Required work: Every record must be copied exactly, from first line to last.
(Supplied material Opens)
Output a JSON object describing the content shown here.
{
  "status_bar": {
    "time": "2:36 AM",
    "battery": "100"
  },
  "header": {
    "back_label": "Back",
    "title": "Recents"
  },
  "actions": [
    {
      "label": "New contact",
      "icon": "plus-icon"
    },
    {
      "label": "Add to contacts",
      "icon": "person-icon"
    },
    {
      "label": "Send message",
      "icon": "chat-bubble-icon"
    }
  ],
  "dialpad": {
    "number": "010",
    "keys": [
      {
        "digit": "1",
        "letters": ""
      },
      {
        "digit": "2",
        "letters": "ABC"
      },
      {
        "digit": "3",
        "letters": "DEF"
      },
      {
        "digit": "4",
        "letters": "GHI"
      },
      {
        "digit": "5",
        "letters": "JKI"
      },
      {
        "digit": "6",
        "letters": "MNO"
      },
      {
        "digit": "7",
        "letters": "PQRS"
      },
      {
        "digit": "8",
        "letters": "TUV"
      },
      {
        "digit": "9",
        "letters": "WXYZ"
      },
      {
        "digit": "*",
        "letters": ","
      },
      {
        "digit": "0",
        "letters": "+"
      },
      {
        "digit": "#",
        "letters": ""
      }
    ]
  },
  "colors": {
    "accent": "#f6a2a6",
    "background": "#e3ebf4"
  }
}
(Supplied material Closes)
Task output:
Output a JSON object describing the content shown here.
{
  "status_bar": {
    "time": "2:36 AM",
    "battery": "100"
  },
  "header": {
    "back_label": "Back",
    "title": "Recents"
  },
  "actions": [
    {
      "label": "New contact",
      "icon": "plus-icon"
    },
    {
      "label": "Add to contacts",
      "icon": "person-icon"
    },
    {
      "label": "Send message",
      "icon": "chat-bubble-icon"
    }
  ],
  "dialpad": {
    "number": "010",
    "keys": [
      {
        "digit": "1",
        "letters": ""
      },
      {
        "digit": "2",
        "letters": "ABC"
      },
      {
        "digit": "3",
        "letters": "DEF"
      },
      {
        "digit": "4",
        "letters": "GHI"
      },
      {
        "digit": "5",
        "letters": "JKI"
      },
      {
        "digit": "6",
        "letters": "MNO"
      },
      {
        "digit": "7",
        "letters": "PQRS"
      },
      {
        "digit": "8",
        "letters": "TUV"
      },
      {
        "digit": "9",
        "letters": "WXYZ"
      },
      {
        "digit": "*",
        "letters": ","
      },
      {
        "digit": "0",
        "letters": "+"
      },
      {
        "digit": "#",
        "letters": ""
      }
    ]
  },
  "colors": {
    "accent": "#f6a2a6",
    "background": "#e3ebf4"
  }
}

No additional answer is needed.